The first edition, which appeared posthumously, of the influential free verse adaptation of The Golden Ass by the Tuscan scholar Agnolo Firenzuola (1493-1543). We are told by Renouard that an 8vo edition was planned a year earlier, but apparently never produced. Copies in the trade are scarce, as are those in libraries. (Renouard, Catalogue de la bibliothèque d’un amateur, III, p. 168)
This ten-book tale by the ancient Latin writer Apuleius (c.124-c.170) recounts the story of Lucius who, through a miscalculation, turned himself not into a bird, but instead an ass. The work is also the origin of the story of Cupid and Psyche.
The present edition was done in 1550, when Agnolo Firenzuola, a Tuscan friend of fellow writer Pietro Aretino, set to work on a new version of Apuleius that would supplant the first Italian translation, produced by Matteo Maria Boiardo at the end of the 15th century.

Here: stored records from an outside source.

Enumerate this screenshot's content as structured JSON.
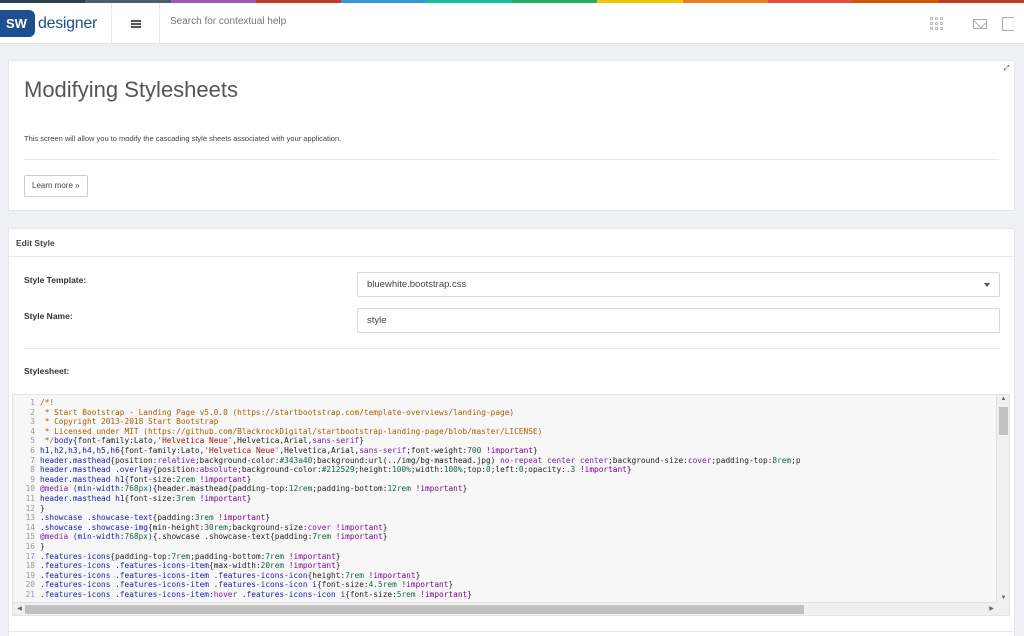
{
  "brand": {
    "badge": "SW",
    "name": "designer",
    "strip_colors": [
      "#2d3e50",
      "#4a5d73",
      "#9b59b6",
      "#c0392b",
      "#3498db",
      "#1abc9c",
      "#27ae60",
      "#f1c40f",
      "#e67e22",
      "#e74c3c",
      "#d35400",
      "#c0392b"
    ]
  },
  "header": {
    "search_placeholder": "Search for contextual help",
    "icons": [
      "grid-icon",
      "mail-icon",
      "exit-icon",
      "menu-icon"
    ]
  },
  "intro": {
    "title": "Modifying Stylesheets",
    "description": "This screen will allow you to modify the cascading style sheets associated with your application.",
    "learn_more": "Learn more »",
    "expand_glyph": "⤢"
  },
  "edit": {
    "heading": "Edit Style",
    "template_label": "Style Template:",
    "template_value": "bluewhite.bootstrap.css",
    "name_label": "Style Name:",
    "name_value": "style",
    "stylesheet_label": "Stylesheet:"
  },
  "code_lines": [
    "/*!",
    " * Start Bootstrap - Landing Page v5.0.0 (https://startbootstrap.com/template-overviews/landing-page)",
    " * Copyright 2013-2018 Start Bootstrap",
    " * Licensed under MIT (https://github.com/BlackrockDigital/startbootstrap-landing-page/blob/master/LICENSE)",
    " */body{font-family:Lato,'Helvetica Neue',Helvetica,Arial,sans-serif}",
    "h1,h2,h3,h4,h5,h6{font-family:Lato,'Helvetica Neue',Helvetica,Arial,sans-serif;font-weight:700 !important}",
    "header.masthead{position:relative;background-color:#343a40;background:url(../img/bg-masthead.jpg) no-repeat center center;background-size:cover;padding-top:8rem;p",
    "header.masthead .overlay{position:absolute;background-color:#212529;height:100%;width:100%;top:0;left:0;opacity:.3 !important}",
    "header.masthead h1{font-size:2rem !important}",
    "@media (min-width:768px){header.masthead{padding-top:12rem;padding-bottom:12rem !important}",
    "header.masthead h1{font-size:3rem !important}",
    "}",
    ".showcase .showcase-text{padding:3rem !important}",
    ".showcase .showcase-img{min-height:30rem;background-size:cover !important}",
    "@media (min-width:768px){.showcase .showcase-text{padding:7rem !important}",
    "}",
    ".features-icons{padding-top:7rem;padding-bottom:7rem !important}",
    ".features-icons .features-icons-item{max-width:20rem !important}",
    ".features-icons .features-icons-item .features-icons-icon{height:7rem !important}",
    ".features-icons .features-icons-item .features-icons-icon i{font-size:4.5rem !important}",
    ".features-icons .features-icons-item:hover .features-icons-icon i{font-size:5rem !important}"
  ],
  "line_styles": [
    "com",
    "com",
    "com",
    "com",
    "mix",
    "sel",
    "sel",
    "sel",
    "sel",
    "media",
    "sel",
    "plain",
    "sel",
    "sel",
    "media",
    "plain",
    "sel",
    "sel",
    "sel",
    "sel",
    "sel"
  ]
}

Firenzuola’s great achievement in this version is his complete mastery of the narrative: the Latin text, apart from a few details, is followed with precision, yet the translator no longer narrates in the first person misadventures of Lucius the Greek, but rather those of a narrator who bears his own name, Agnolo; and the wanderings of the unfortunate Ass are no longer set in Greece but moved to Tuscany. The result is a brilliant Italianized rewrite of Apuleius, a vernacular tour-de-force very much in harmony with the picaresque adventure of the story’s hero.
This copy bound in the arms of Charles Henry, Count d’Hoym (1694-1736), in elegant polished calf, attributable to Luc-Antoine Boyet (at right). The Count d’Hoym was Minister Plenipotentiary for Augustus II, Elector of Saxony and King of Poland, at the French court. Hoym was an indulgent collector and bibliophile, who passionately built a collection rich above all in belles-lettres and history. His great library was sold at auction in 1738—this volume was item no. 2563 (p. 262). A later engraved exlibris is on the front pastedown: “J D Semper Audere.”
The Venice printer, Gabriele Giolito de' Ferrari (c. 1508 – 1578), was one of the first and leading publishers of Italian vernacular literature. His bookshop in the Rialto, Libreria della Fenice and his printer's mark both evoke the Phoenix rising. Five years after he printed Dell’asino d’oro he published his celebrated 1555 edition of Dante, using the title Divina Commedia for the first time.
Gamba 47 : “Pregevolissima edizione in eleganti caratteri corsivi [Very valuable edition in elegant cursive characters]” ; OHR, pl. 672, irons 1 and 2 ; Catalogus librorum bibliothecae... Caroli Henrici comitis de Hoym, 1738, no. 2563.